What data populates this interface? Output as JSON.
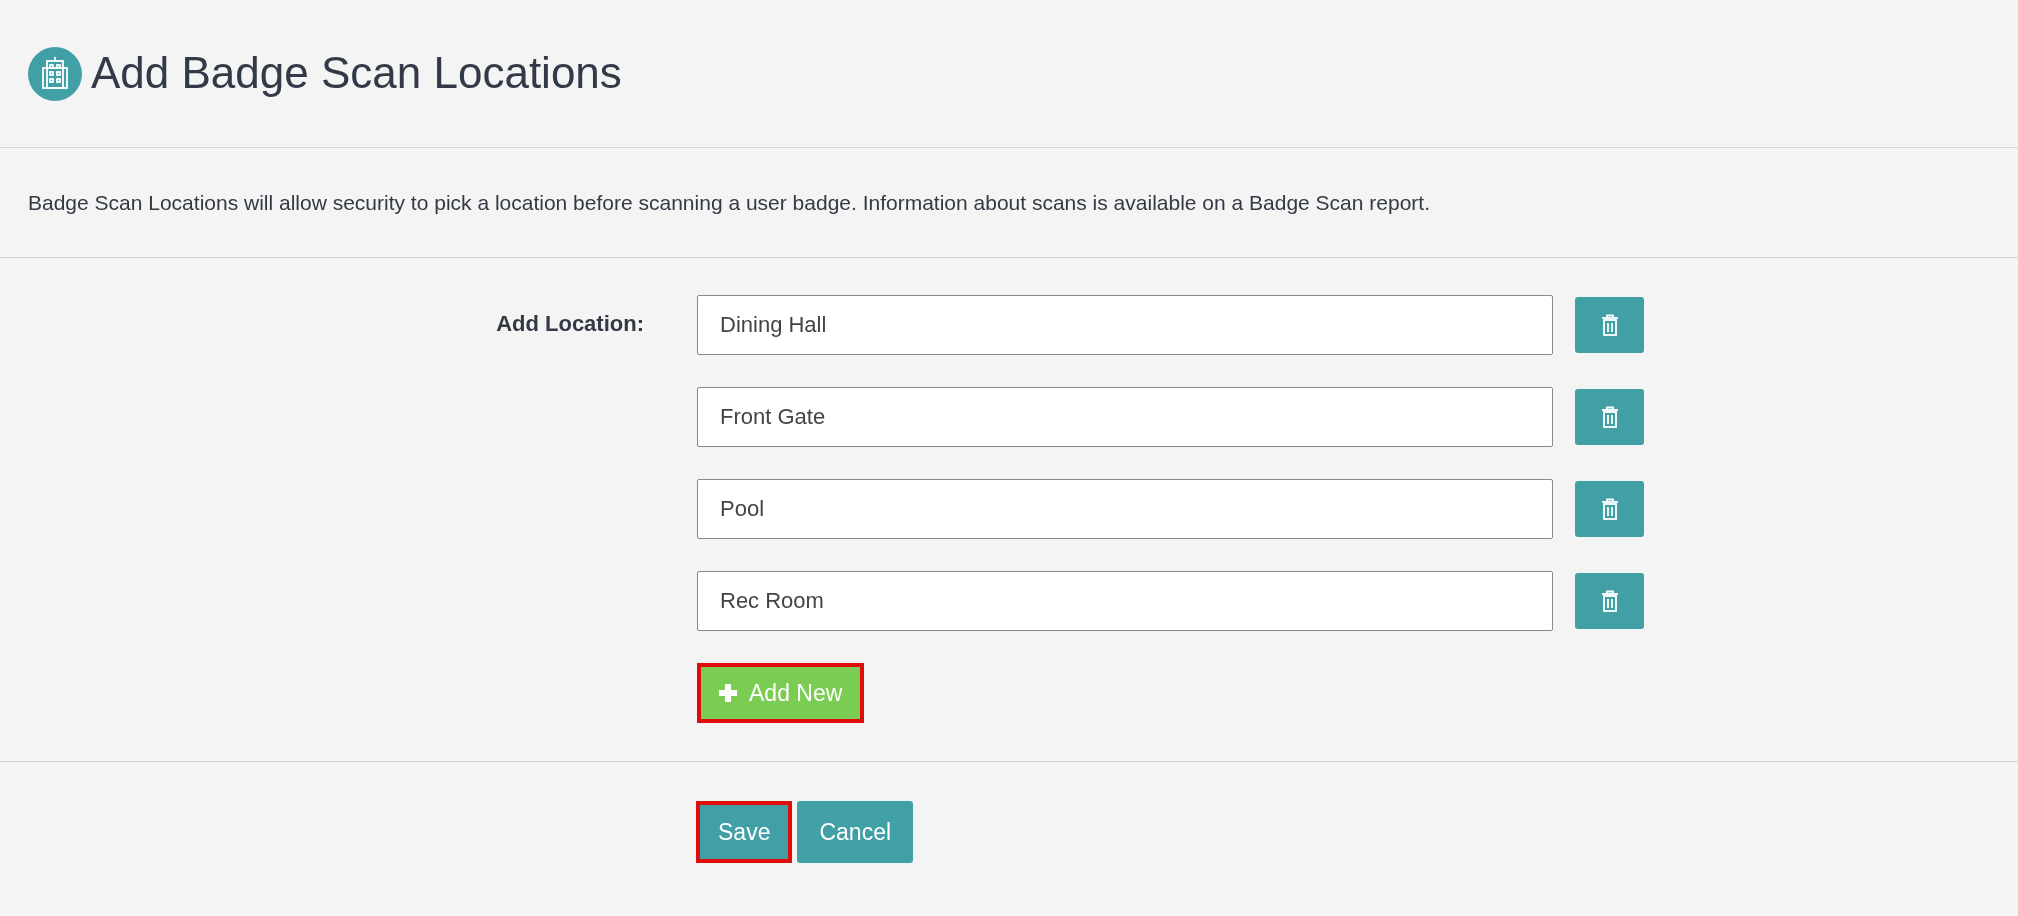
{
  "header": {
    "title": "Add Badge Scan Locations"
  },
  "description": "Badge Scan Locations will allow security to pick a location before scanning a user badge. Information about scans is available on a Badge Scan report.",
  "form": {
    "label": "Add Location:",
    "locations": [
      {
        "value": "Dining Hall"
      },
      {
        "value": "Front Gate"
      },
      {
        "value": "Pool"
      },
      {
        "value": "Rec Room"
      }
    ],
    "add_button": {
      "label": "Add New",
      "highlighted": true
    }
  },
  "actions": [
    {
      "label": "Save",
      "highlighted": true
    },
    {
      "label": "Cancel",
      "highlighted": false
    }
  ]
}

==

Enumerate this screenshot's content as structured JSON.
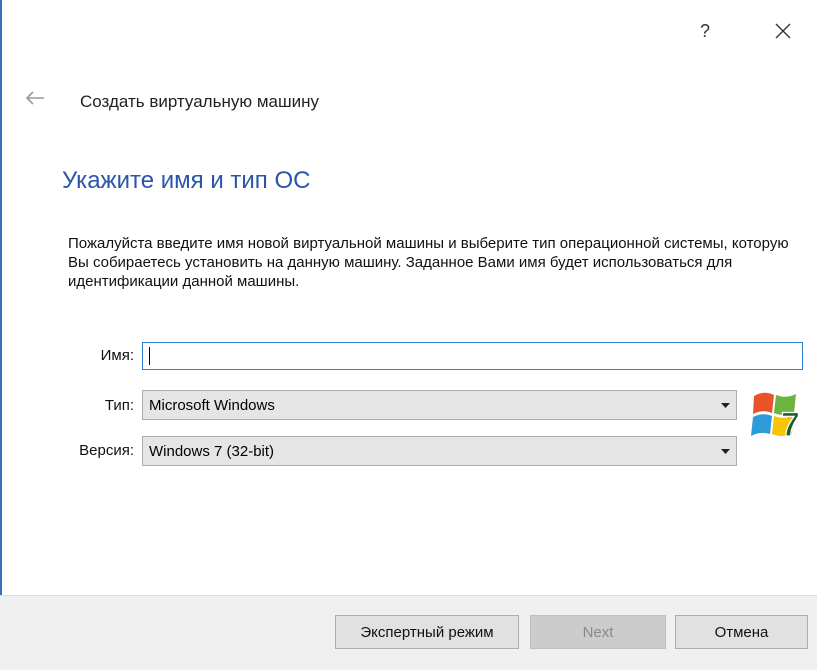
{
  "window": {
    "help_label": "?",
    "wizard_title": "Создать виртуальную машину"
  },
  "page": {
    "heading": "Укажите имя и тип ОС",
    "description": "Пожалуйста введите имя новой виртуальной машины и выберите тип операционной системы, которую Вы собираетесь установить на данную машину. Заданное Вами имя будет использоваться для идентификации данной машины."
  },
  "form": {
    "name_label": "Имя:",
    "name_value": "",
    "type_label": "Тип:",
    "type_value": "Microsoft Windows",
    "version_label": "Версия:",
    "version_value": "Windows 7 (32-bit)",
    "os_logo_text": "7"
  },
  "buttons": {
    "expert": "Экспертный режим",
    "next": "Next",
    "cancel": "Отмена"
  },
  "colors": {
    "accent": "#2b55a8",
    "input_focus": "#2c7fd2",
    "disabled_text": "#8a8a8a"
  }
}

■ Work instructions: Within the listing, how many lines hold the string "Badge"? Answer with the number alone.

■ Exercise response: 2